The Volkswagen Jetta Principle
What shows up in our lives is a direct reflection of our inner thoughts and emotions. My friend Linda told me an amazing story about a young woman she once observed at the airport. This poor young thing was struggling with three heavy bags. But worse than the unwieldiness of her baggage was her less-than-positive attitude. With great gusto, she was vocalizing her immense disgust at a lack of help.
“Why is the bus taking so long?" she kept shouting. "Where in the hell is that bus? This is completely unacceptable!”
Linda said she might have felt sorry for the girl except that the very bus she was criticizing was five feet in front of her with its door wide open.

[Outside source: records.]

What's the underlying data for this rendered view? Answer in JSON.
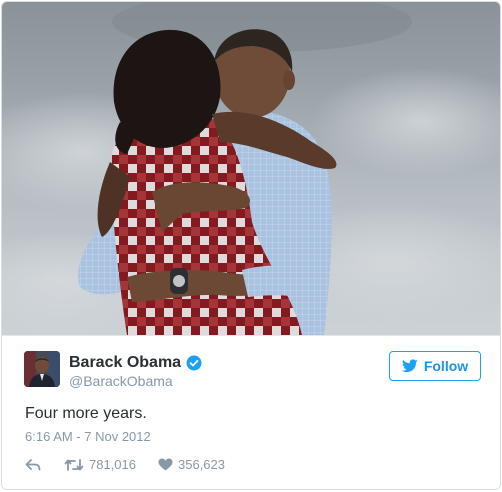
{
  "tweet": {
    "author": {
      "display_name": "Barack Obama",
      "handle": "@BarackObama",
      "verified": true
    },
    "follow_label": "Follow",
    "text": "Four more years.",
    "timestamp": "6:16 AM - 7 Nov 2012",
    "retweet_count": "781,016",
    "like_count": "356,623",
    "photo_icon": "couple-embrace-photo"
  },
  "colors": {
    "accent": "#1da1f2",
    "text": "#292f33",
    "secondary": "#8899a6"
  }
}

Twice the bus circled, each time stopping to pick up passengers, but the irate young woman could not see it. The bus, thanks to the girl's intense commitment to struggle and anger, was literally out of her energetic sphere.
That’s why I named this principle after a popular model of car. Once a new model or make or brand enters your sphere of awareness, you suddenly notice it everywhere.
And that’s what happens when we devote our minds to things we do not want.
Lack, unhappiness, and danger are no more prevalent than a Volkswagen Jetta, but once we bring them into our consciousness, they sadly take over.
According to physicists, there’s a zero-point field (what I call the field of potentiality or the FP) where every possibility exists. For example, there’s the possibility you could be a ballerina, another that you could be a U.S. senator. Still another possibility is being a bag lady in Haight-Ashbury. When it comes to the FP, the possibilities are infinite.
Since I’m not a physicist and can barely pronounce the name David Bohm, let alone understand his theory of layered realities, I prefer to think of the field as a gigantic Walmart with hundreds of thousands of “products,” or possibilities....I know just where to find the fabric, the puzzles, the kids’ shoes—all the things I’ve been known to purchase. But I’m completely oblivious to most of the hundreds of thousands of products on the shelves.
Why? Because they’re not what I’m looking for.
That doesn’t mean they’re not there. It doesn’t mean they’re not as “real” as the puzzles and shoes. It just means I’m not aware of them. For example, my daughter once came home from school with head lice. After panicking...I finally concluded I would provide a much better parental example by going in search of lice shampoo. Sure enough, in an aisle at Walmart I’d walked down dozens, probably hundreds of times, was a complete selection of lice shampoo. Why had I never noticed it before?
Because it wasn’t what I was looking for.
For the next 48 hours (that’s all—a pain-free, two-day commitment; you are free to go back to your life as soon as this experiment is over), you are going to actively look for certain things. And just like sixth graders who start out dissecting worms, not human bodies, you’re going to begin with something simple—green cars. Or if you insist, pick another color. Sunset beige, for example. For the first 24 hours of the experiment, you’re going to make the following conscious intention. “I hereby intend, for the next day of my life, to look for (okay, you win) sunset-beige vehicles.” Again, nothing special is required. Just keep your eyes open and make the intention. And then simply notice if your conscious awareness has made a difference in the number of sunset-beige cars you see.
On day two, during the second 24-hour period, you’re going to make the intention to find yellow butterflies. Or purple feathers. Just make the intention. My friend Jeanette tried the experiment in January in the upper peninsula of Michigan and found yellow butterflies on stationery and on a paper cup at her daughter’s friend’s birthday party.
Another friend, Angela, was reading The Secret on a plane. This popular book on the universal law of attraction suggested that readers make an intention to receive a free cup of coffee. She laughed because, after all, the onboard flight attendant was just two aisles away from asking her that important flight-attendant question: “Coffee, tea, or soda?”
“That isn’t quite fair,” she noted, making the intention and moving on to the next paragraph.
But during her layover, a stranger who was sitting near her in the waiting lounge leaned over and said, “My flight was just called. I can’t carry anything else. I haven’t even taken a sip. Do you want this?”
You guessed it—it was a just-brewed Starbucks latte.